── Records for this exercise

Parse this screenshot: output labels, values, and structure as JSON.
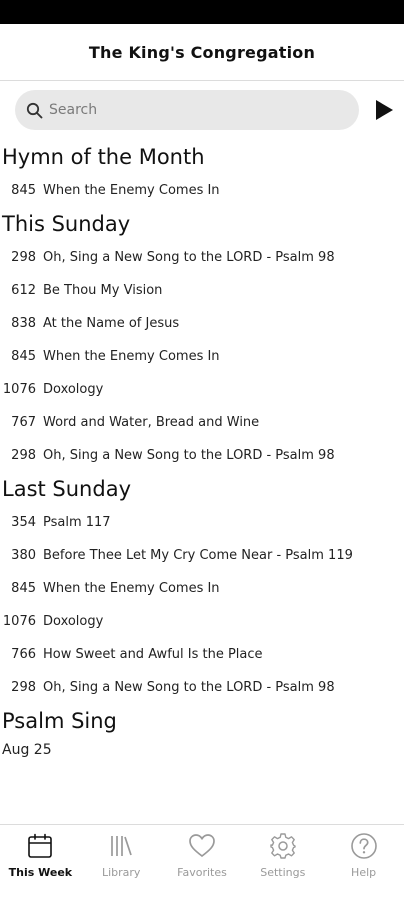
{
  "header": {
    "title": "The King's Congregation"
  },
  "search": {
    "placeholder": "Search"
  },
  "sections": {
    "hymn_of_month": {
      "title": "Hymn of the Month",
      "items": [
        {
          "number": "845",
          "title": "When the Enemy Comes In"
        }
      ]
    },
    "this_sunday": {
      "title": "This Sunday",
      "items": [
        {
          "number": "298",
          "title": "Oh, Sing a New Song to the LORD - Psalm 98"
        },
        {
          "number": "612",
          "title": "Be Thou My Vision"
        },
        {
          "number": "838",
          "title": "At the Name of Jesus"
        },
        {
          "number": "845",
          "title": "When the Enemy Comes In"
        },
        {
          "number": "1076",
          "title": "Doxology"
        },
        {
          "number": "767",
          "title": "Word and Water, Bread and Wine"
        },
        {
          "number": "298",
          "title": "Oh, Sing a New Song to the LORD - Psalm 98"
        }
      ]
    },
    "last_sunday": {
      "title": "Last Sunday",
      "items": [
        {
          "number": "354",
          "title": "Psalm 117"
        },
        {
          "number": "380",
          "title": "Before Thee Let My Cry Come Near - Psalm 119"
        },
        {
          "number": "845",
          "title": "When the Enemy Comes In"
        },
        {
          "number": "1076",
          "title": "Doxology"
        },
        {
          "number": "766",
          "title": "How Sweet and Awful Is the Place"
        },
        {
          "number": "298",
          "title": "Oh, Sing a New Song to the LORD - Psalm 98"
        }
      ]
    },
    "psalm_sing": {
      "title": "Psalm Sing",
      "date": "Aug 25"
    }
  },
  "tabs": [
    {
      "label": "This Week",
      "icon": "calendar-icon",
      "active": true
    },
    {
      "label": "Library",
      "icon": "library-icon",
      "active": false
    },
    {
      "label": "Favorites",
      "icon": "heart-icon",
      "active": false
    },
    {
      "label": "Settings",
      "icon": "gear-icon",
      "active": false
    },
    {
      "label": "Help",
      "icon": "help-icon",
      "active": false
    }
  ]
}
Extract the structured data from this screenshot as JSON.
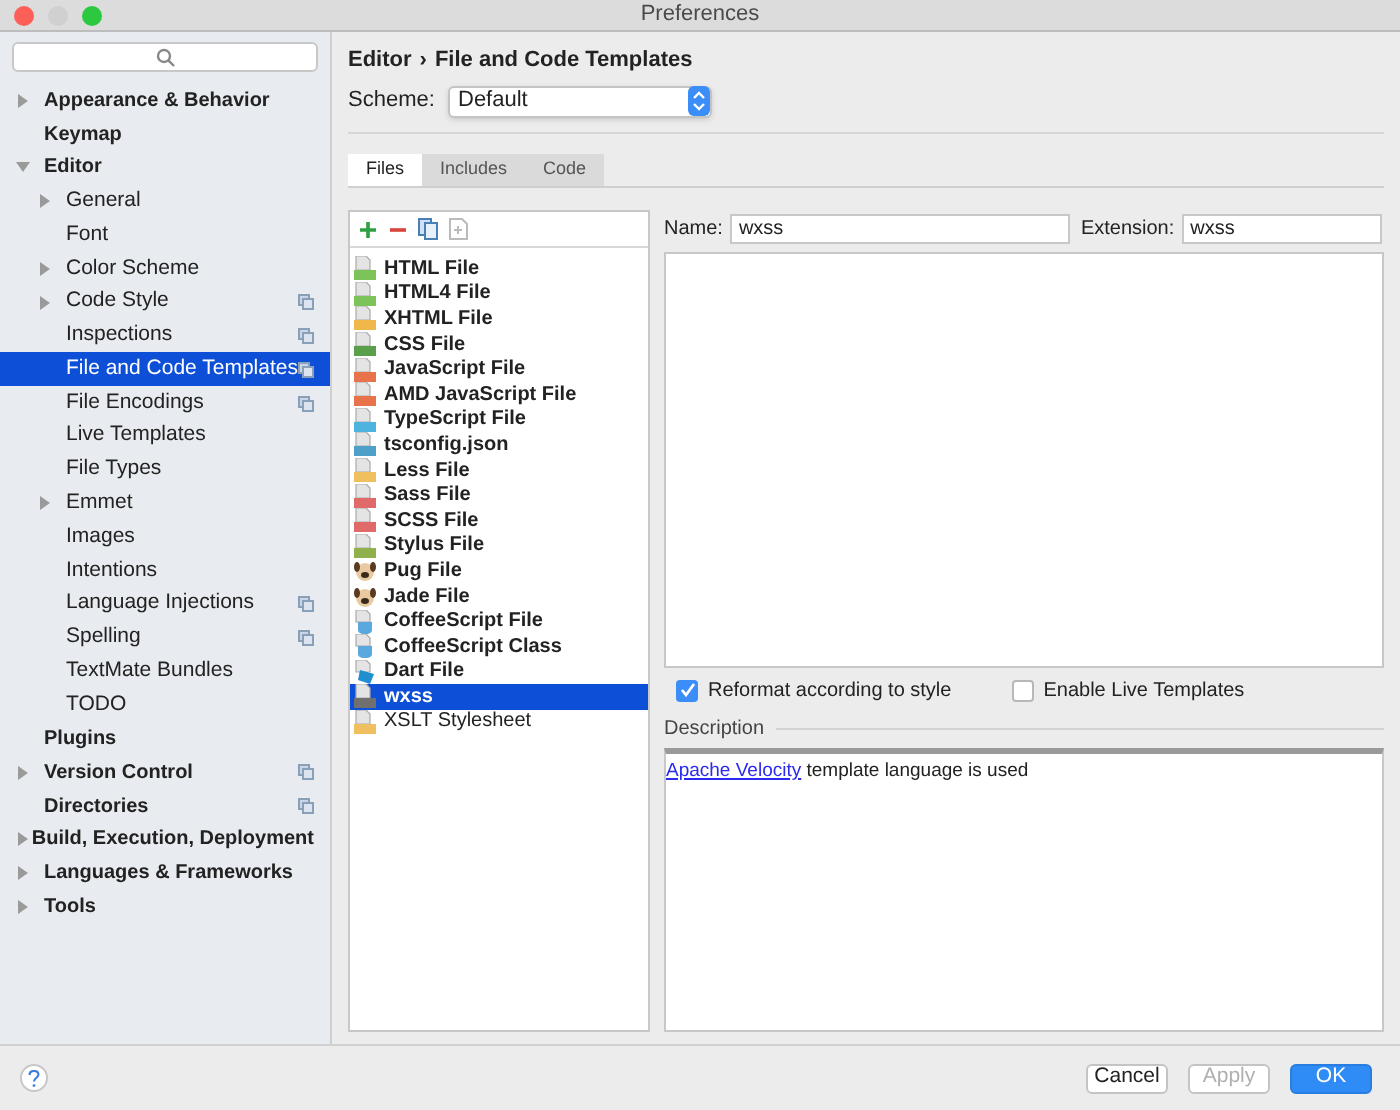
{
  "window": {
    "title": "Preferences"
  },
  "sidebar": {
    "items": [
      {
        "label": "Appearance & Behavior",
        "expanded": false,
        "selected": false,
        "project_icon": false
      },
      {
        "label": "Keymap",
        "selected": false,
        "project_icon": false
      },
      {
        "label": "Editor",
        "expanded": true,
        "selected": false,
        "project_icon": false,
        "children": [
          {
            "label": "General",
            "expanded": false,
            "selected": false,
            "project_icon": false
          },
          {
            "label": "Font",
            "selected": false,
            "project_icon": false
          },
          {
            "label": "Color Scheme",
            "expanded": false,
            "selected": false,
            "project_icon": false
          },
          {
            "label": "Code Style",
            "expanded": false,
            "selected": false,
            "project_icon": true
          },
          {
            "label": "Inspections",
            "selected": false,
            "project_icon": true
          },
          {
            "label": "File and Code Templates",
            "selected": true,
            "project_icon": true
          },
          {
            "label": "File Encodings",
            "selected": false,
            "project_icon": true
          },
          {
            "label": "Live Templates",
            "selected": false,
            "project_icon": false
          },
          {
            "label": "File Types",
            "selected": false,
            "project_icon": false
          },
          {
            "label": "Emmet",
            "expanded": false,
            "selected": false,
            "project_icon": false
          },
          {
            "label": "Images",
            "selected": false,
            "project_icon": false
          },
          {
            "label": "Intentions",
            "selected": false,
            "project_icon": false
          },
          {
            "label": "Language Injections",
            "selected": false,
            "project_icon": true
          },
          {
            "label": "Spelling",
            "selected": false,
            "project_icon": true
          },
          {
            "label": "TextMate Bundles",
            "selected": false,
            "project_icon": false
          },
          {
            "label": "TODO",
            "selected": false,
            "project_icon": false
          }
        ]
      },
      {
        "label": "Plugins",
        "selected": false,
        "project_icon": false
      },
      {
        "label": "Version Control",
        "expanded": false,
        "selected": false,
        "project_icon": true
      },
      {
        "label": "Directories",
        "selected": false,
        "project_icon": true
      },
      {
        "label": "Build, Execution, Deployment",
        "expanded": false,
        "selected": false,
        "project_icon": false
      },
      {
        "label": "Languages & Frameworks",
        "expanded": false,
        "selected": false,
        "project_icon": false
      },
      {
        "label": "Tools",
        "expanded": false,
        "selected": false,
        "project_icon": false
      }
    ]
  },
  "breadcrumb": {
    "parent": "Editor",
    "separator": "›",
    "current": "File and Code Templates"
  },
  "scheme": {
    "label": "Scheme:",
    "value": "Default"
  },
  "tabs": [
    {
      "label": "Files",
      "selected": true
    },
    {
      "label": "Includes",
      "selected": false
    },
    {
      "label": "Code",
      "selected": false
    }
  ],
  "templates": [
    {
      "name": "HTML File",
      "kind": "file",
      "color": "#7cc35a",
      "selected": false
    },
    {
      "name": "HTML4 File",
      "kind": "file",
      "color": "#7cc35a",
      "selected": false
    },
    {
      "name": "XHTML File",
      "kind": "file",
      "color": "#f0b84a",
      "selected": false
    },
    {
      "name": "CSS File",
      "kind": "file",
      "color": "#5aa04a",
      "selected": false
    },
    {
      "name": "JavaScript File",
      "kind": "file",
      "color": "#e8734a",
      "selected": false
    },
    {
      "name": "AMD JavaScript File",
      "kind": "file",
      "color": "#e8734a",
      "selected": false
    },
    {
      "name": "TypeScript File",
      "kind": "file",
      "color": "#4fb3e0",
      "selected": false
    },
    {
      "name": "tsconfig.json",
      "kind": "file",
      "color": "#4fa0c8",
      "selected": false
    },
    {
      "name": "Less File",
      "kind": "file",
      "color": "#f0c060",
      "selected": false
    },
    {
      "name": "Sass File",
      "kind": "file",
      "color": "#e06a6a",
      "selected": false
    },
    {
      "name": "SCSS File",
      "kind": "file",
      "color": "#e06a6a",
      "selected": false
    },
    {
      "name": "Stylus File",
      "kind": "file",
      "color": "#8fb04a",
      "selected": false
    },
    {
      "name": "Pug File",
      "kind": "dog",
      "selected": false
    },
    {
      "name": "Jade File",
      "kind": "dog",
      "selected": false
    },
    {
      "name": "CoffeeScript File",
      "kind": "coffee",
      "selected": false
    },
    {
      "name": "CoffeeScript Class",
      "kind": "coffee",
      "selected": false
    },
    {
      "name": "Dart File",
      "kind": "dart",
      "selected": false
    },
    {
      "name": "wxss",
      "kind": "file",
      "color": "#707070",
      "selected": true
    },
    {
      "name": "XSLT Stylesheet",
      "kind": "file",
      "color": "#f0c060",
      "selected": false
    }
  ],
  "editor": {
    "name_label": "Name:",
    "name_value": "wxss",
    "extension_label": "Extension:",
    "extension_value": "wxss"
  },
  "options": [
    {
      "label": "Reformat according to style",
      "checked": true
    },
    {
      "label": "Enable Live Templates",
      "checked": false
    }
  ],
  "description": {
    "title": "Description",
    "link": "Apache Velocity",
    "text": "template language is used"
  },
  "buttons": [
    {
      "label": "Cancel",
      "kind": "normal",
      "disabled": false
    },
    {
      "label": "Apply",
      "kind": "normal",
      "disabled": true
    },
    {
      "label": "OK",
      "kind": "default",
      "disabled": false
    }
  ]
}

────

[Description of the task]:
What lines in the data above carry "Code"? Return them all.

[Response]:
            "label": "Code Style",
            "label": "File and Code Templates",
    "current": "File and Code Templates"
      "label": "Code",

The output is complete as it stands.